Structure. While there are no absolute requirements, you should try to cover the following four areas, and keep in mind that simply summarizing the paper is insufficient. Putting in headings is certainly not necessary...if you can integrate it all together, that’s fine. But, if there is any doubt, headings aren’t a bad idea. In terms of overall length, the report should be no more than about five pages. See the attached sample report for a good example.
1. Summary. The summary need not be more than a quarter of your report. You might briefly state what the authors have set out to do, why it might be important, and what results they claim to find. Save the more specific description of the methodology for the general assessment and specific comments section. That way you can save the detail for what you think is important (or wrong).
2. General Assessment. This is the key part of your referee report. Don’t jump into technical econometric issues unless they are central. Instead, take a more critical look at your summary. Are they asking an interesting question? What are the main problems and contributions?
3. Specific Comments. Here is where you deal with econometric and theoretical points. It is perfectly fine to do these bullet point style.
4. Extensions. These can also be bullet points if you like. Try to be as specific as you can about the extensions. Avoid vague things like “include investor demand variables” in the analysis. Spend a sentence on how you might measure this. Think carefully about why the author hasn’t already extended the paper in this way. Many times they’ve overlooked it. Sometimes, there are good reasons. It’s fine to qualify your idea in this way.
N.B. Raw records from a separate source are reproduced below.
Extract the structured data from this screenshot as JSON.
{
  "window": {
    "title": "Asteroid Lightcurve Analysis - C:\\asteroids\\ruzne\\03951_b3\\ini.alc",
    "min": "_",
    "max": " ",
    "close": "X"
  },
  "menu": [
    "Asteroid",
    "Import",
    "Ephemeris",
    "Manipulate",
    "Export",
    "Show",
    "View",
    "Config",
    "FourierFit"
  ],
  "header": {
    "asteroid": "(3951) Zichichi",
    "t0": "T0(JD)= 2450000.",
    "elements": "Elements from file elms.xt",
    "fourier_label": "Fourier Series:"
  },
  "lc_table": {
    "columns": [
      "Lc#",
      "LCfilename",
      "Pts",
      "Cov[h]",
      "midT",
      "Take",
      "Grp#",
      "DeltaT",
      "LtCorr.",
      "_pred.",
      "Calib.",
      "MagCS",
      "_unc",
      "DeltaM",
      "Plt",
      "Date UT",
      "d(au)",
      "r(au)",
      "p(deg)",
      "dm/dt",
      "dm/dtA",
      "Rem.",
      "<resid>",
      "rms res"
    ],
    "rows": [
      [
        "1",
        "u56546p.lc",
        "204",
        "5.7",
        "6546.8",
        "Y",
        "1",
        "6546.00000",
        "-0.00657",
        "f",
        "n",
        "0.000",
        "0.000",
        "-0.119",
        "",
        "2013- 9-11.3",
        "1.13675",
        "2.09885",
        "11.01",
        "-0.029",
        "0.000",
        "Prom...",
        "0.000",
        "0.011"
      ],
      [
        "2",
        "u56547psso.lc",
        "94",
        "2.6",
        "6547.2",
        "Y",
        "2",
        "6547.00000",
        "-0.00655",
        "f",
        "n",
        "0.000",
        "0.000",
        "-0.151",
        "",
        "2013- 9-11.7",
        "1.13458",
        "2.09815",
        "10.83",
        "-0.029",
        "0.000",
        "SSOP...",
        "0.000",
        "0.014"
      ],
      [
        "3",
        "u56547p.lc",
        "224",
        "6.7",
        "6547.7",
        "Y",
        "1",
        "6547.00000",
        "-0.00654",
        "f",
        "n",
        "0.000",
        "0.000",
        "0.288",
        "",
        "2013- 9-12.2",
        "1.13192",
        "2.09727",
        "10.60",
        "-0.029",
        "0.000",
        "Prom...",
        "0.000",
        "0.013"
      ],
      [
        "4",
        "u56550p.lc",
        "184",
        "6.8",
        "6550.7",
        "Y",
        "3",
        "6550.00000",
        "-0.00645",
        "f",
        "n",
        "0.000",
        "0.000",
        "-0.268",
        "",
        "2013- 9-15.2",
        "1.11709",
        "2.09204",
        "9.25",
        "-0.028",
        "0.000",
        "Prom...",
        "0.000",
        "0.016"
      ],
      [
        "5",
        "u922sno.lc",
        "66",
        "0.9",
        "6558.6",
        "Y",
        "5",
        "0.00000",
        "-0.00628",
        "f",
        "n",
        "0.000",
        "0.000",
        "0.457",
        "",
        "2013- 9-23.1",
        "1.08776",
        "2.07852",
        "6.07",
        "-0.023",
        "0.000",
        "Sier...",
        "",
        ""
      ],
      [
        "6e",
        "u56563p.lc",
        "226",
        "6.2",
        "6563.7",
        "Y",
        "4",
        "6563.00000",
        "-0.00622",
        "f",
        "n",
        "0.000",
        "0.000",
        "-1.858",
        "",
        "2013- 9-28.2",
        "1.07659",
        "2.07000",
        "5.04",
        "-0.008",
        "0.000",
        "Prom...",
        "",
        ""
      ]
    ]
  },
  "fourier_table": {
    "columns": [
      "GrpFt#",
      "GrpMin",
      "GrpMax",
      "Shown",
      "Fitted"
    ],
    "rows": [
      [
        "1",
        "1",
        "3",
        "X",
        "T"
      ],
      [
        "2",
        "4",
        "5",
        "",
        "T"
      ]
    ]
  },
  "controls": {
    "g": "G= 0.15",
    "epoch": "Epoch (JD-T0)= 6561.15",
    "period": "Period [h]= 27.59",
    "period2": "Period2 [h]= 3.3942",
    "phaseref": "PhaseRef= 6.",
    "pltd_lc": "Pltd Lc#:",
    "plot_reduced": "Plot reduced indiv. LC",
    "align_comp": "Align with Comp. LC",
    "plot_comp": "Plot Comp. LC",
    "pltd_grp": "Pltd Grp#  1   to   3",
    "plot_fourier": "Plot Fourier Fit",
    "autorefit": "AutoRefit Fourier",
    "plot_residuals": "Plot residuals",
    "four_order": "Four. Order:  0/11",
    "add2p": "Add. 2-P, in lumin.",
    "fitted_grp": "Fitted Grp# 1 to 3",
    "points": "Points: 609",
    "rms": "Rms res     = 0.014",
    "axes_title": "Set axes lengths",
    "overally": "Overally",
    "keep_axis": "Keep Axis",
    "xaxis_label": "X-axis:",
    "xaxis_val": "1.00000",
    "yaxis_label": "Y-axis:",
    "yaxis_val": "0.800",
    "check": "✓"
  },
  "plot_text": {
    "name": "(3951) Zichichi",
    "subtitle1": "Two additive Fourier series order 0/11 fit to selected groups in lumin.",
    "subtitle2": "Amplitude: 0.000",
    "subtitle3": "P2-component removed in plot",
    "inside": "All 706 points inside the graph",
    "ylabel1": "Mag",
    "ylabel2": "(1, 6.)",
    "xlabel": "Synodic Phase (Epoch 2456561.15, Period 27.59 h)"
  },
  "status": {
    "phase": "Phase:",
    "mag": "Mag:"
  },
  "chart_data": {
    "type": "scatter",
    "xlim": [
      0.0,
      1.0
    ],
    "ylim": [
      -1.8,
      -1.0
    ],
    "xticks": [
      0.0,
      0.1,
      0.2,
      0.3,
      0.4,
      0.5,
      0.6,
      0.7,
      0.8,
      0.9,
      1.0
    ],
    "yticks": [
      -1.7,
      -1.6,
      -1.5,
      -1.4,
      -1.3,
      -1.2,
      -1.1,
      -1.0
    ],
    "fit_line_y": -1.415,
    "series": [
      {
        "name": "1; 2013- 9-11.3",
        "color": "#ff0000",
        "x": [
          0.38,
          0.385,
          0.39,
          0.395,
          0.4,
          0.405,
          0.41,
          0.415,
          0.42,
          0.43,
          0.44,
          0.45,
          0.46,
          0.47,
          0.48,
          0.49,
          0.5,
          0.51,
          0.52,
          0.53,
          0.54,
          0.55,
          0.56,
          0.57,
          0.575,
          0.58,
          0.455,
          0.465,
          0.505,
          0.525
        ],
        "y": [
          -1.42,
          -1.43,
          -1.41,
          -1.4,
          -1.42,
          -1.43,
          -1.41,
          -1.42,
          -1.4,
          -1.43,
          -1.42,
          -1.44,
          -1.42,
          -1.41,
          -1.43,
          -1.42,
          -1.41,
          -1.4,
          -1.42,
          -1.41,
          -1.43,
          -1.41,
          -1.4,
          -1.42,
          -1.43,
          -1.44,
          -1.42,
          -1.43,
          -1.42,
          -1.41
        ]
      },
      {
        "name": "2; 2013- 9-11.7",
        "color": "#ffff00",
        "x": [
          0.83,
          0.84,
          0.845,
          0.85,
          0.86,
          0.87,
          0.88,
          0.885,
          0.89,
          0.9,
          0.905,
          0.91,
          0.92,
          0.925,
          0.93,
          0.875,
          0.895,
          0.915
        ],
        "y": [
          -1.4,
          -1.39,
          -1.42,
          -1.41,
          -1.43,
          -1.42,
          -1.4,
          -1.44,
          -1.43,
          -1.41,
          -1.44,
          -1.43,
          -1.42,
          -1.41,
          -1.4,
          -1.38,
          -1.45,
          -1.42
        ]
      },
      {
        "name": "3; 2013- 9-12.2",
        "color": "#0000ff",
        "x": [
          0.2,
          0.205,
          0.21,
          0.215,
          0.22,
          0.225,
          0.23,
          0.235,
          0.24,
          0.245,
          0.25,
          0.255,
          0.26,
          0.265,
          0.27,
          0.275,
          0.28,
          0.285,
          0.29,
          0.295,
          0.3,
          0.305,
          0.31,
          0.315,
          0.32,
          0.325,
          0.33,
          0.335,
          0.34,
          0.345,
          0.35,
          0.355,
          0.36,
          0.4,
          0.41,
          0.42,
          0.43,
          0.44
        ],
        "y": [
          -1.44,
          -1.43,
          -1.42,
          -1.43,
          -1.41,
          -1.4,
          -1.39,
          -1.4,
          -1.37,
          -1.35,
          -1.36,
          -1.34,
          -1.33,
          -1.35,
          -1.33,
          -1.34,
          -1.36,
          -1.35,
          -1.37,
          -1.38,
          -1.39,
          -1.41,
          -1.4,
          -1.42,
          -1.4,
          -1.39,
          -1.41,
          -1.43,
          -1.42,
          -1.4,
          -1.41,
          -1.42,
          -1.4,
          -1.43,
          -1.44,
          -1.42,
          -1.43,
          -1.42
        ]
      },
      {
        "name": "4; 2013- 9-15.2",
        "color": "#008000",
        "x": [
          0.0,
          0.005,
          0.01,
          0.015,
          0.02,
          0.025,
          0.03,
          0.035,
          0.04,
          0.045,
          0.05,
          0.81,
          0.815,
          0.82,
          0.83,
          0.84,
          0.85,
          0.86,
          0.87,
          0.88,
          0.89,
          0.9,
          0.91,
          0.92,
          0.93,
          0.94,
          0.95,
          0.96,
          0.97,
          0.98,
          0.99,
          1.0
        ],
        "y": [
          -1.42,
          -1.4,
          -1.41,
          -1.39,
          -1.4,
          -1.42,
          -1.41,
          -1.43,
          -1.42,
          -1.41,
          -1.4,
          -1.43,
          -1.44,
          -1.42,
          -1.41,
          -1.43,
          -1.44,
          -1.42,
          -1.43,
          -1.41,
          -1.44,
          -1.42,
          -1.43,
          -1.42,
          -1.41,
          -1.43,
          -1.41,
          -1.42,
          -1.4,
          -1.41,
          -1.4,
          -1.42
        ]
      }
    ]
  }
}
I’d say the best extensions are less about fixing papers, and more about building on it, or connecting it to something else. Maybe propose a way to test a further implication of what they have concluded.